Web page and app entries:
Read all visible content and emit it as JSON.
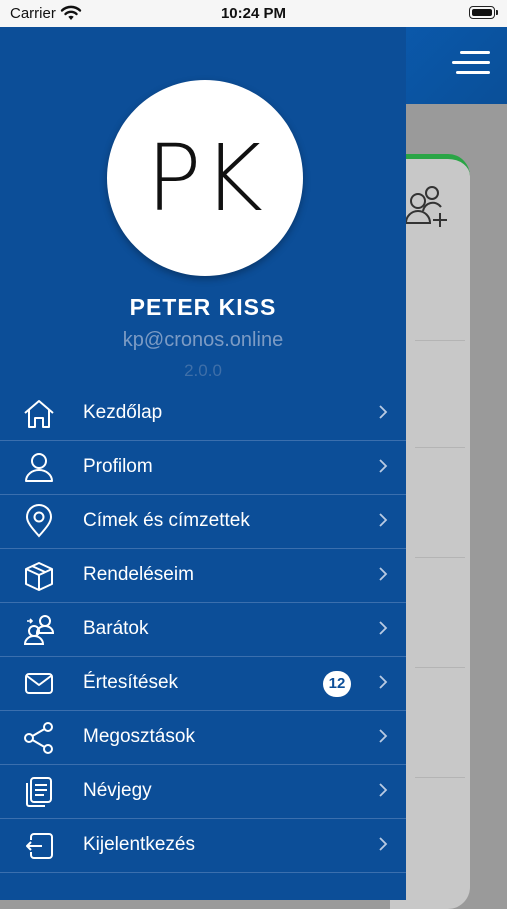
{
  "status_bar": {
    "carrier": "Carrier",
    "time": "10:24 PM"
  },
  "profile": {
    "initials": "PK",
    "name": "PETER KISS",
    "email": "kp@cronos.online",
    "version": "2.0.0"
  },
  "menu": [
    {
      "label": "Kezdőlap",
      "icon": "home-icon"
    },
    {
      "label": "Profilom",
      "icon": "user-icon"
    },
    {
      "label": "Címek és címzettek",
      "icon": "location-pin-icon"
    },
    {
      "label": "Rendeléseim",
      "icon": "package-icon"
    },
    {
      "label": "Barátok",
      "icon": "friends-icon"
    },
    {
      "label": "Értesítések",
      "icon": "mail-icon",
      "badge": "12"
    },
    {
      "label": "Megosztások",
      "icon": "share-icon"
    },
    {
      "label": "Névjegy",
      "icon": "document-icon"
    },
    {
      "label": "Kijelentkezés",
      "icon": "logout-icon"
    }
  ],
  "colors": {
    "drawer": "#0c4e98",
    "divider": "#3b6fae",
    "accent_green": "#2aa546"
  }
}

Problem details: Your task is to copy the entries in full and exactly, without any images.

Result for this task:
Read all visible content and emit it as JSON.
{
  "status_bar": {
    "carrier": "Carrier",
    "time": "10:24 PM"
  },
  "profile": {
    "initials": "PK",
    "name": "PETER KISS",
    "email": "kp@cronos.online",
    "version": "2.0.0"
  },
  "menu": [
    {
      "label": "Kezdőlap",
      "icon": "home-icon"
    },
    {
      "label": "Profilom",
      "icon": "user-icon"
    },
    {
      "label": "Címek és címzettek",
      "icon": "location-pin-icon"
    },
    {
      "label": "Rendeléseim",
      "icon": "package-icon"
    },
    {
      "label": "Barátok",
      "icon": "friends-icon"
    },
    {
      "label": "Értesítések",
      "icon": "mail-icon",
      "badge": "12"
    },
    {
      "label": "Megosztások",
      "icon": "share-icon"
    },
    {
      "label": "Névjegy",
      "icon": "document-icon"
    },
    {
      "label": "Kijelentkezés",
      "icon": "logout-icon"
    }
  ],
  "colors": {
    "drawer": "#0c4e98",
    "divider": "#3b6fae",
    "accent_green": "#2aa546"
  }
}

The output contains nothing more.